Comprehensive Approach to Improve Quality of Life in Hemodialysis Patients by Early Creation of Arteriovenous Access

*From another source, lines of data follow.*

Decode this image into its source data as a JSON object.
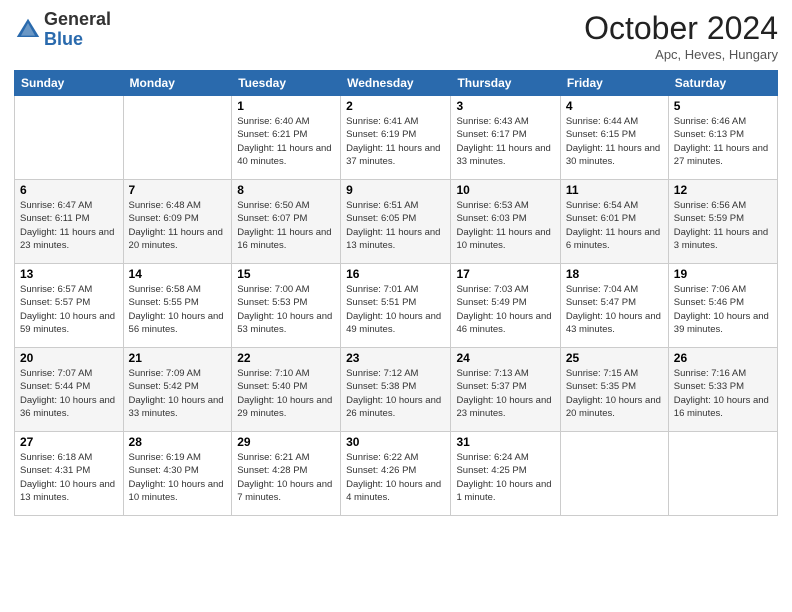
{
  "header": {
    "logo_general": "General",
    "logo_blue": "Blue",
    "month_title": "October 2024",
    "location": "Apc, Heves, Hungary"
  },
  "columns": [
    "Sunday",
    "Monday",
    "Tuesday",
    "Wednesday",
    "Thursday",
    "Friday",
    "Saturday"
  ],
  "weeks": [
    [
      {
        "day": "",
        "info": ""
      },
      {
        "day": "",
        "info": ""
      },
      {
        "day": "1",
        "info": "Sunrise: 6:40 AM\nSunset: 6:21 PM\nDaylight: 11 hours and 40 minutes."
      },
      {
        "day": "2",
        "info": "Sunrise: 6:41 AM\nSunset: 6:19 PM\nDaylight: 11 hours and 37 minutes."
      },
      {
        "day": "3",
        "info": "Sunrise: 6:43 AM\nSunset: 6:17 PM\nDaylight: 11 hours and 33 minutes."
      },
      {
        "day": "4",
        "info": "Sunrise: 6:44 AM\nSunset: 6:15 PM\nDaylight: 11 hours and 30 minutes."
      },
      {
        "day": "5",
        "info": "Sunrise: 6:46 AM\nSunset: 6:13 PM\nDaylight: 11 hours and 27 minutes."
      }
    ],
    [
      {
        "day": "6",
        "info": "Sunrise: 6:47 AM\nSunset: 6:11 PM\nDaylight: 11 hours and 23 minutes."
      },
      {
        "day": "7",
        "info": "Sunrise: 6:48 AM\nSunset: 6:09 PM\nDaylight: 11 hours and 20 minutes."
      },
      {
        "day": "8",
        "info": "Sunrise: 6:50 AM\nSunset: 6:07 PM\nDaylight: 11 hours and 16 minutes."
      },
      {
        "day": "9",
        "info": "Sunrise: 6:51 AM\nSunset: 6:05 PM\nDaylight: 11 hours and 13 minutes."
      },
      {
        "day": "10",
        "info": "Sunrise: 6:53 AM\nSunset: 6:03 PM\nDaylight: 11 hours and 10 minutes."
      },
      {
        "day": "11",
        "info": "Sunrise: 6:54 AM\nSunset: 6:01 PM\nDaylight: 11 hours and 6 minutes."
      },
      {
        "day": "12",
        "info": "Sunrise: 6:56 AM\nSunset: 5:59 PM\nDaylight: 11 hours and 3 minutes."
      }
    ],
    [
      {
        "day": "13",
        "info": "Sunrise: 6:57 AM\nSunset: 5:57 PM\nDaylight: 10 hours and 59 minutes."
      },
      {
        "day": "14",
        "info": "Sunrise: 6:58 AM\nSunset: 5:55 PM\nDaylight: 10 hours and 56 minutes."
      },
      {
        "day": "15",
        "info": "Sunrise: 7:00 AM\nSunset: 5:53 PM\nDaylight: 10 hours and 53 minutes."
      },
      {
        "day": "16",
        "info": "Sunrise: 7:01 AM\nSunset: 5:51 PM\nDaylight: 10 hours and 49 minutes."
      },
      {
        "day": "17",
        "info": "Sunrise: 7:03 AM\nSunset: 5:49 PM\nDaylight: 10 hours and 46 minutes."
      },
      {
        "day": "18",
        "info": "Sunrise: 7:04 AM\nSunset: 5:47 PM\nDaylight: 10 hours and 43 minutes."
      },
      {
        "day": "19",
        "info": "Sunrise: 7:06 AM\nSunset: 5:46 PM\nDaylight: 10 hours and 39 minutes."
      }
    ],
    [
      {
        "day": "20",
        "info": "Sunrise: 7:07 AM\nSunset: 5:44 PM\nDaylight: 10 hours and 36 minutes."
      },
      {
        "day": "21",
        "info": "Sunrise: 7:09 AM\nSunset: 5:42 PM\nDaylight: 10 hours and 33 minutes."
      },
      {
        "day": "22",
        "info": "Sunrise: 7:10 AM\nSunset: 5:40 PM\nDaylight: 10 hours and 29 minutes."
      },
      {
        "day": "23",
        "info": "Sunrise: 7:12 AM\nSunset: 5:38 PM\nDaylight: 10 hours and 26 minutes."
      },
      {
        "day": "24",
        "info": "Sunrise: 7:13 AM\nSunset: 5:37 PM\nDaylight: 10 hours and 23 minutes."
      },
      {
        "day": "25",
        "info": "Sunrise: 7:15 AM\nSunset: 5:35 PM\nDaylight: 10 hours and 20 minutes."
      },
      {
        "day": "26",
        "info": "Sunrise: 7:16 AM\nSunset: 5:33 PM\nDaylight: 10 hours and 16 minutes."
      }
    ],
    [
      {
        "day": "27",
        "info": "Sunrise: 6:18 AM\nSunset: 4:31 PM\nDaylight: 10 hours and 13 minutes."
      },
      {
        "day": "28",
        "info": "Sunrise: 6:19 AM\nSunset: 4:30 PM\nDaylight: 10 hours and 10 minutes."
      },
      {
        "day": "29",
        "info": "Sunrise: 6:21 AM\nSunset: 4:28 PM\nDaylight: 10 hours and 7 minutes."
      },
      {
        "day": "30",
        "info": "Sunrise: 6:22 AM\nSunset: 4:26 PM\nDaylight: 10 hours and 4 minutes."
      },
      {
        "day": "31",
        "info": "Sunrise: 6:24 AM\nSunset: 4:25 PM\nDaylight: 10 hours and 1 minute."
      },
      {
        "day": "",
        "info": ""
      },
      {
        "day": "",
        "info": ""
      }
    ]
  ]
}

An arteriovenous fistula (AVF) is the closest to the ideal model of vascular access. Evidence suggests that people who approach end-stage kidney disease may have an arteriovenous fistula surgically created proactively, enabling the elimination of Permcath insertion for dialysis. Consequently, this proactive action will reduce the risk of bacteremia and admissions to inpatient services for this vulnerable population. The current mean waiting time for AVF creation in King Fahd Armed Forces Hospital, Jeddah (KFAFH), was 172 days. The aim of the project was to decrease the adult Chronic Kidney Disease patient mean waiting time for arteriovenous (AV) access creation from a mean of 172 days to less than 10 days within 12 months. The project was carried out in the Chronic Kidney Disease patient population of King Fahd Armed Forces Hospital, Jeddah. The Plan Do Study Act rapid cycles Quality improvement method was used to implement changes. The interventions include a multidisciplinary approach as the base for the new AVF strategy. Identification of CKD Stage IV patients with impending dialysis was booked for early AVF, thereby reducing the need for Permcath. An additional renal clinic was established to update the patients waiting time for AVF creation and to book patients as Day-surgery through fast track. Daily rounds in the dialysis unit were introduced to address issues of new patients on hemodialysis, and the waiting time for each patient was revised and booked to the new renal clinic for AVF creation. This reduced the referral time to the vascular clinic. Centralized approach by requesting early venogram & venous mappings. The addition of a dedicated inpatient bed for advanced access surgery like AV graft, superficialization, and bridging for patients on anti-coagulation was allotted. Addition of a dedicated operating room for at least daily AVF creation apart from the regular operating list. Addition of 1 more day to existing 1 day per week schedule for Day case procedures with 2 day surgery beds for vascular access. During the 1st PDCA cycle, the mean waiting time for AVF Access decreased to 127.75 days; during the 2nd PDCA cycle, the mean time decreased to 34.25 days, and during the 3rd PDCA cycle the project achieved proactive AVF access with the mean waiting time at -7.2 days. None of the patients with newly created AVF access developed steal syndrome during the project period. AV fistulae have a longer median survival, require less costly and invasive intervention to maintain patency and are less likely to become infected than AV graft or Permcath. A multidisciplinary team approach proved to be successful in reducing the mean AVF waiting time for hemodialysis patients. The interventions enable the team to perform proactive AVF creation in a timely manner eliminating the use of Permcaths for newly admitted Hemodialysis patients. Thus, reducing the CLABSI rate.